ASSIGNED TASK:
In the records below, some lines hold the word "text". Copy each of those lines.

DATA TO EXAMINE:
=======
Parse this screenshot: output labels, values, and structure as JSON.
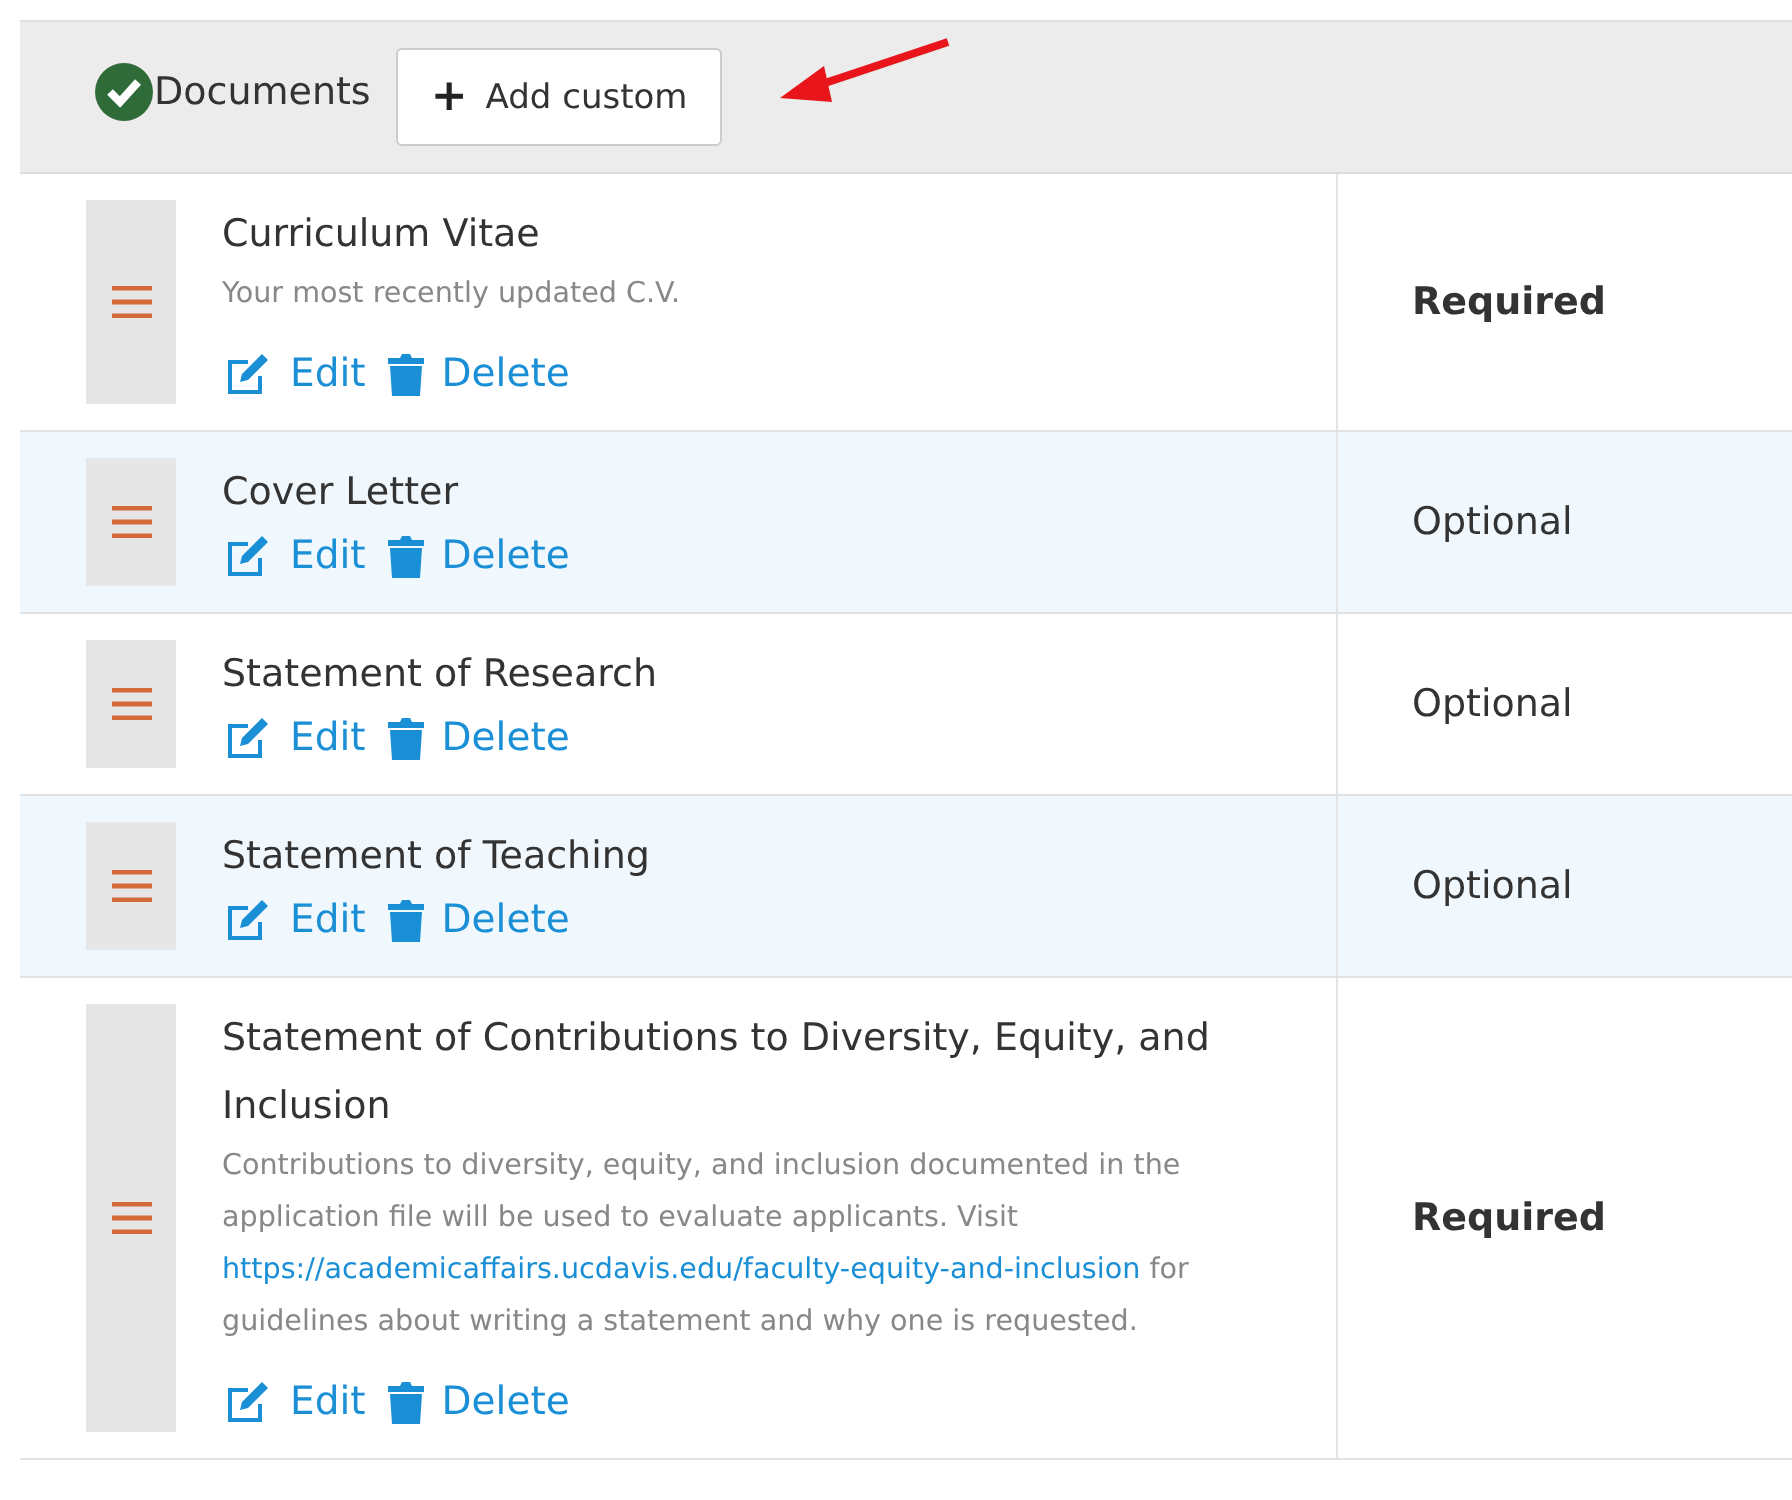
{
  "header": {
    "title": "Documents",
    "add_button": {
      "icon": "+",
      "label": "Add custom"
    }
  },
  "documents": [
    {
      "title": "Curriculum Vitae",
      "description": [
        {
          "text": "Your most recently updated C.V."
        }
      ],
      "actions": [
        "Edit",
        "Delete"
      ],
      "requirement": "Required",
      "kind": "required"
    },
    {
      "title": "Cover Letter",
      "actions": [
        "Edit",
        "Delete"
      ],
      "requirement": "Optional",
      "kind": "optional"
    },
    {
      "title": "Statement of Research",
      "actions": [
        "Edit",
        "Delete"
      ],
      "requirement": "Optional",
      "kind": "optional"
    },
    {
      "title": "Statement of Teaching",
      "actions": [
        "Edit",
        "Delete"
      ],
      "requirement": "Optional",
      "kind": "optional"
    },
    {
      "title": "Statement of Contributions to Diversity, Equity, and Inclusion",
      "description": [
        {
          "text": "Contributions to diversity, equity, and inclusion documented in the application file will be used to evaluate applicants. Visit "
        },
        {
          "text": "https://academicaffairs.ucdavis.edu/faculty-equity-and-inclusion",
          "kind": "link"
        },
        {
          "text": " for guidelines about writing a statement and why one is requested."
        }
      ],
      "actions": [
        "Edit",
        "Delete"
      ],
      "requirement": "Required",
      "kind": "required"
    }
  ]
}
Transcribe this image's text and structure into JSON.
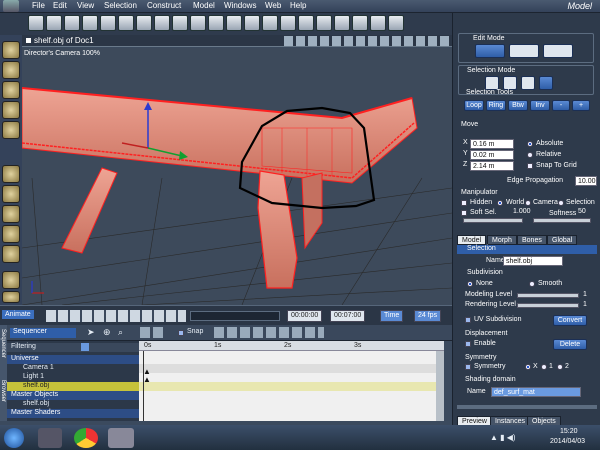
{
  "app": {
    "title": "Model"
  },
  "menu": [
    "File",
    "Edit",
    "View",
    "Selection",
    "Construct",
    "Model",
    "Windows",
    "Web",
    "Help"
  ],
  "viewport": {
    "doc_title": "shelf.obj of Doc1",
    "camera_label": "Director's Camera 100%"
  },
  "animation": {
    "button": "Animate",
    "time_start": "00:00:00",
    "time_end": "00:07:00",
    "time_mode": "Time",
    "fps": "24 fps"
  },
  "timeline": {
    "sequencer": "Sequencer",
    "filtering": "Filtering",
    "snap_label": "Snap",
    "side_tabs": [
      "Sequencer",
      "Browser"
    ],
    "ruler_marks": [
      "0s",
      "1s",
      "2s",
      "3s"
    ],
    "tree": [
      {
        "label": "Universe",
        "type": "header"
      },
      {
        "label": "Camera 1",
        "type": "item"
      },
      {
        "label": "Light 1",
        "type": "item"
      },
      {
        "label": "shelf.obj",
        "type": "selected"
      },
      {
        "label": "Master Objects",
        "type": "header"
      },
      {
        "label": "shelf.obj",
        "type": "item"
      },
      {
        "label": "Master Shaders",
        "type": "header"
      }
    ]
  },
  "panel": {
    "edit_mode": "Edit Mode",
    "selection_mode": "Selection Mode",
    "selection_tools": "Selection Tools",
    "tool_buttons": [
      "Loop",
      "Ring",
      "Btw",
      "Inv",
      "-",
      "+"
    ],
    "move": "Move",
    "coords": [
      {
        "axis": "X",
        "value": "0.16 m"
      },
      {
        "axis": "Y",
        "value": "0.02 m"
      },
      {
        "axis": "Z",
        "value": "2.14 m"
      }
    ],
    "move_options": [
      {
        "label": "Absolute",
        "on": true
      },
      {
        "label": "Relative",
        "on": false
      },
      {
        "label": "Snap To Grid",
        "on": false
      }
    ],
    "edge_propagation_label": "Edge Propagation",
    "edge_propagation_value": "10.00",
    "manipulator": "Manipulator",
    "manip_hidden": "Hidden",
    "manip_world": "World",
    "manip_camera": "Camera",
    "manip_selection": "Selection",
    "soft_sel": "Soft Sel.",
    "soft_sel_value": "1.000",
    "softness": "Softness",
    "softness_value": "50",
    "tabs": [
      "Model",
      "Morph",
      "Bones",
      "Global"
    ],
    "selection_header": "Selection",
    "name_label": "Name",
    "name_value": "shelf.obj",
    "subdivision": "Subdivision",
    "sub_none": "None",
    "sub_smooth": "Smooth",
    "modeling_level": "Modeling Level",
    "modeling_level_value": "1",
    "rendering_level": "Rendering Level",
    "rendering_level_value": "1",
    "uv_subdivision": "UV Subdivision",
    "convert": "Convert",
    "displacement": "Displacement",
    "enable": "Enable",
    "delete": "Delete",
    "symmetry": "Symmetry",
    "sym_label": "Symmetry",
    "sym_x": "X",
    "sym_1": "1",
    "sym_2": "2",
    "shading_domain": "Shading domain",
    "shading_name_label": "Name",
    "shading_name_value": "def_surf_mat",
    "bottom_tabs": [
      "Preview",
      "Instances",
      "Objects"
    ]
  },
  "taskbar": {
    "time": "15:20",
    "date": "2014/04/03"
  },
  "colors": {
    "mesh": "#e08070",
    "wire": "#ff2020",
    "accent": "#2f5ea8"
  }
}
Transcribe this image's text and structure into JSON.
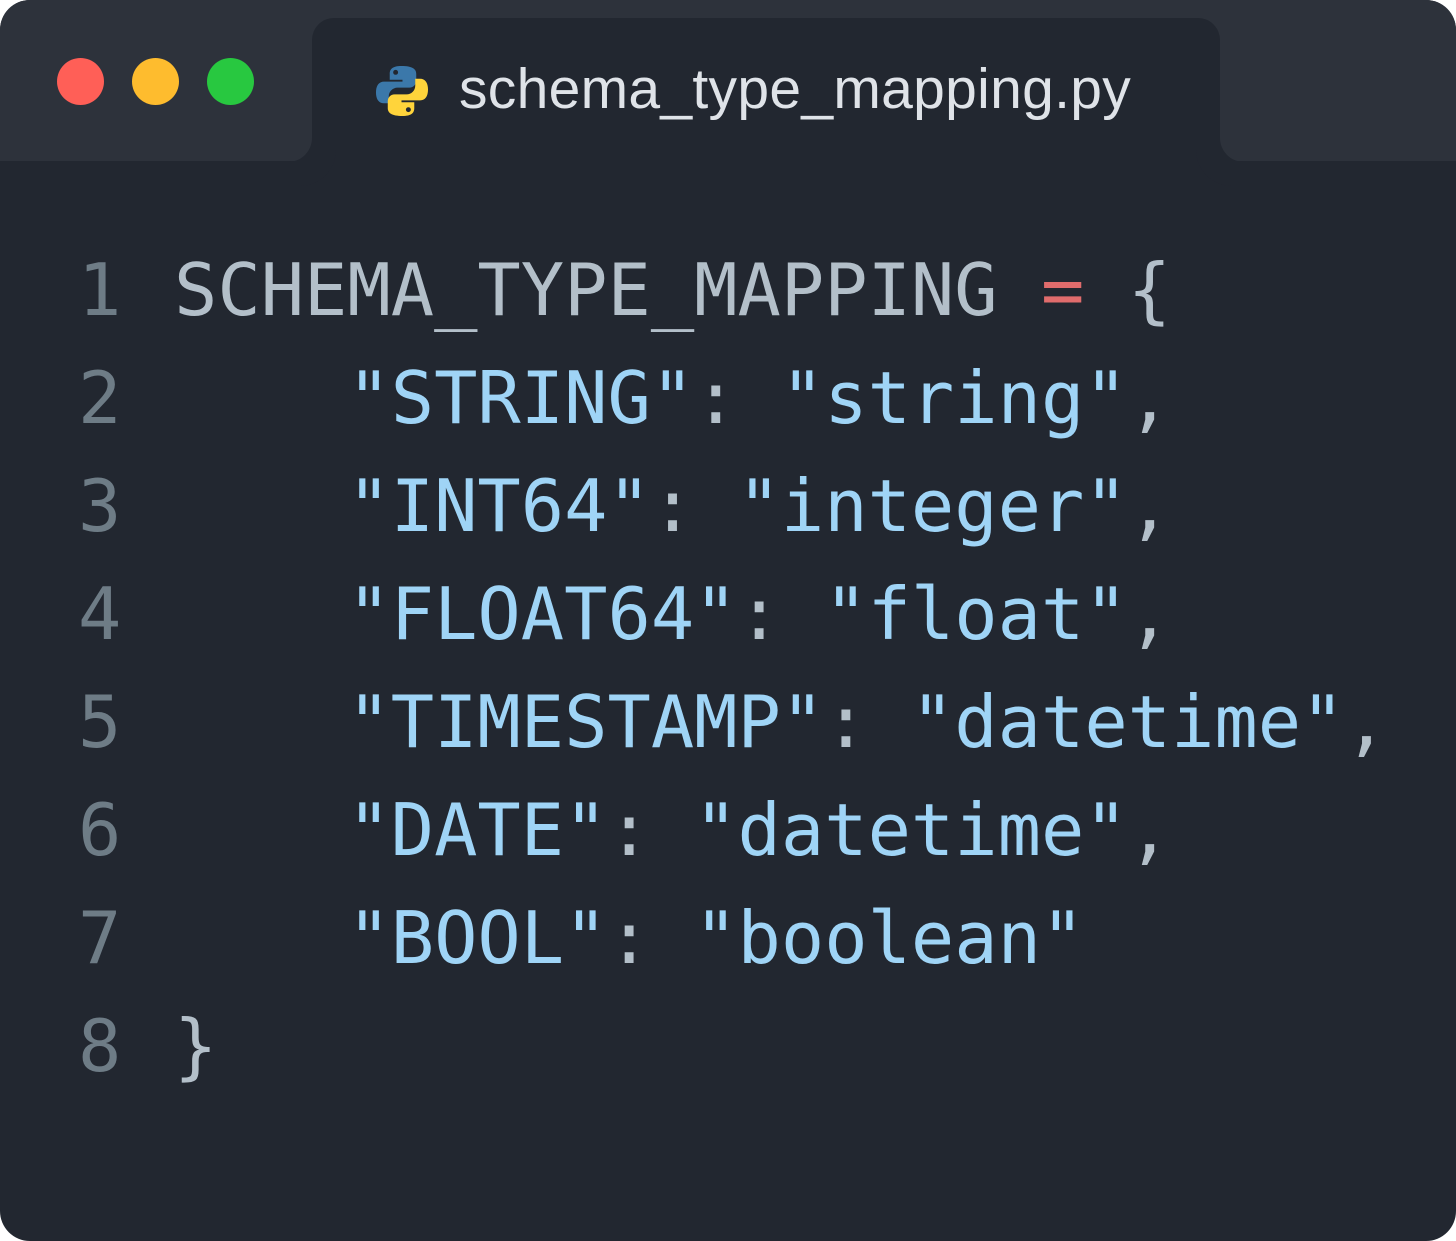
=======
RESULT OF THE EXERCISE:
          "text": "Your most recently updated C.V."
          "text": "Contributions to diversity, equity, and inclusion documented in the application file will be used to evaluate applicants. Visit "
          "text": "https://academicaffairs.ucdavis.edu/faculty-equity-and-inclusion",
          "text": " for guidelines about writing a statement and why one is requested."
Transcribe this image's text and structure into JSON.
Transcribe this image's text and structure into JSON.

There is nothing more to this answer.